Assistant professor Serene Thornton said that some students have told her they came to St. Thomas because of its Catholic mission, and that they have seen that mission played out in the School of Social Work. But while the principles are rooted in Catholic Social Teaching, they speak to students and faculty of different faiths. In fact, one of the strengths of the principles are its universality so that they can be used in settings that are not exclusively Catholic, such as Alewine’s experience at CHSFS.
Theresa McPartlin, director of BSW field education and assistant professor, said, “Catholic Social Teaching is a natural fit with a Catholic university, but it also includes an invitation to people of different faiths to examine their own beliefs.”
Alumna Sarah Ruth Ryan ’93, ’99 M.S.W., heard Dean Barbara Shank speak about Social Work for Social Justice at a conference. Ryan was pleased with what she heard. “The School of Social Work has always been enmeshed in Catholic Social Thinking,” she said. “Now they’re making it more explicit.”

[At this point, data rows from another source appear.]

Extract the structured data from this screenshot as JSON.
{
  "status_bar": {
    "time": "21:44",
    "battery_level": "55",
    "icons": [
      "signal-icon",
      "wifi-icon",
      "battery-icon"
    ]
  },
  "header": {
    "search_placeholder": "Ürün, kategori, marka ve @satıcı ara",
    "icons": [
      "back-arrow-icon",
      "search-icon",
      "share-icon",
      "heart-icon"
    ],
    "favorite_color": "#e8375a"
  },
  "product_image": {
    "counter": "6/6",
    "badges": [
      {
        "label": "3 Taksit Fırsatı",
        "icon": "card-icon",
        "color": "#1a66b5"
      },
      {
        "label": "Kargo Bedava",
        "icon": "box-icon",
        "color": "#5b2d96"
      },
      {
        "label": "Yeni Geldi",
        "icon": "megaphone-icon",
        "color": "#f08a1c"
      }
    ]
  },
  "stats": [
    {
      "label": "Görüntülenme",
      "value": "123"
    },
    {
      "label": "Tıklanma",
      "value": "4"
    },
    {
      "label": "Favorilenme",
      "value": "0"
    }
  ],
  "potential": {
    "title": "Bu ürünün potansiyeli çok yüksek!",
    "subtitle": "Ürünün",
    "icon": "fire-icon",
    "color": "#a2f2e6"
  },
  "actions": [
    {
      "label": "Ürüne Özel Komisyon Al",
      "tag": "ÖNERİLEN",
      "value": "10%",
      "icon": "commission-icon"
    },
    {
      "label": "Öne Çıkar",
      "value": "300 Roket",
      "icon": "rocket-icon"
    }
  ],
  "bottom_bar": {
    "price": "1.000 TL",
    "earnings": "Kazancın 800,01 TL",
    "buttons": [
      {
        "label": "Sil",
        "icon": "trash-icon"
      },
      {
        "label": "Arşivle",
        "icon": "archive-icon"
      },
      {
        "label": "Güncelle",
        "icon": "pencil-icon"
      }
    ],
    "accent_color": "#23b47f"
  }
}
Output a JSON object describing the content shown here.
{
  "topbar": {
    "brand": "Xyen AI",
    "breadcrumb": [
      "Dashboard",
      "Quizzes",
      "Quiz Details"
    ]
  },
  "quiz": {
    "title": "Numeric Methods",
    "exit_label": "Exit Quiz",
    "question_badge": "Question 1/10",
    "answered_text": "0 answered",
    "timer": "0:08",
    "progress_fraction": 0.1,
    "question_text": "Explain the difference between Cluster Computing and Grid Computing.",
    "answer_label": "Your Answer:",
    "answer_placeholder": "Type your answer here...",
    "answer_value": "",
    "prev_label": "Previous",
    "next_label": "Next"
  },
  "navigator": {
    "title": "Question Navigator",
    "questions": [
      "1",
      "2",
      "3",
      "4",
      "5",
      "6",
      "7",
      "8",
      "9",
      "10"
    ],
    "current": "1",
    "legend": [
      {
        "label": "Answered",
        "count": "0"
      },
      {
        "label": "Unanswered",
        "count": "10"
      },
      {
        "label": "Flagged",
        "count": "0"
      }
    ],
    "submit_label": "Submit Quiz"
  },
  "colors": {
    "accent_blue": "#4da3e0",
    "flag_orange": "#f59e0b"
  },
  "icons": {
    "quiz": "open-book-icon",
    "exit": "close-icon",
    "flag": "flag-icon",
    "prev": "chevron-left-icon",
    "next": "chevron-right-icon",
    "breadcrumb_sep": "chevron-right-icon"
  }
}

“Every school of social work talks about social justice,” Shank said. “What makes us different is that we have taken this to a new level and linked it with our identity and mission.”
Social Work for Social Justice: Ten Principles
Dignity of the human person is the ethical foundation of a moral society. The measure of every institution is whether it threatens or enhances the life and dignity of the human person.
Dignity of Work and the Rights of Workers
The economy must serve the people, not the other way around. The basic rights of workers must be respected – the right to productive work, to decent and fair wages, to organize and join unions, to private property and to economic initiative.
Community and the Common Good
All individuals by virtue of their human nature have social needs. Human relationships enable people to meet their needs and provide an important vehicle for change. The family is the central social institution that must be supported and strengthened. The way in which society is organized directly affects human dignity and the common good.
We are our brother’s and sister’s keeper. We are one human family, whatever our differences. An ethic of care acknowledging our interdependence belongs in every aspect of human experience.
Rights and Responsibilities
People have a right and a responsibility to participate in society and to work together toward the common good. Human dignity is protected and healthy community can be achieved only if human rights are protected and responsibilities are met.
It is incumbent upon us to recognize and protect the value of all people and all resources on our planet. While rights to personal property are recognized, these rights are not unconditional and are secondary to the best interest of the commongood, especially in relation to the right of all individuals to meet their basic needs.
Priority for the Poor and Vulnerable
A basic moral test of any community or society is the way in which the most vulnerable members are faring. In a society characterized by deepening divisions between rich and poor, the needs of those most at risk should be considered a priority.
Governance/Principle of Subsidiarity
Governance structures in all levels/settings have an imperative to promote human dignity, protect human rights and build the common good. While the principle of subsidiarity calls for the functions of government to be performed at the lowest level possible in order to ensure self-determination and empowerment, higher levels of government have the responsibility to provide leadership and to set policy in the best interest of the common good.
All people have a right to participate in the economic, political and cultural life of society. It is the ultimate injustice for a person or a group to be excluded unfairly.
Promotion of Peace
In light of the human dignity and worth of all and the ethical imperatives of solidarity and stewardship, we are called to promote peace and nonviolence at all levels. Peace is the fruit of justice and is dependent upon the respect and cooperation between peoples and nations.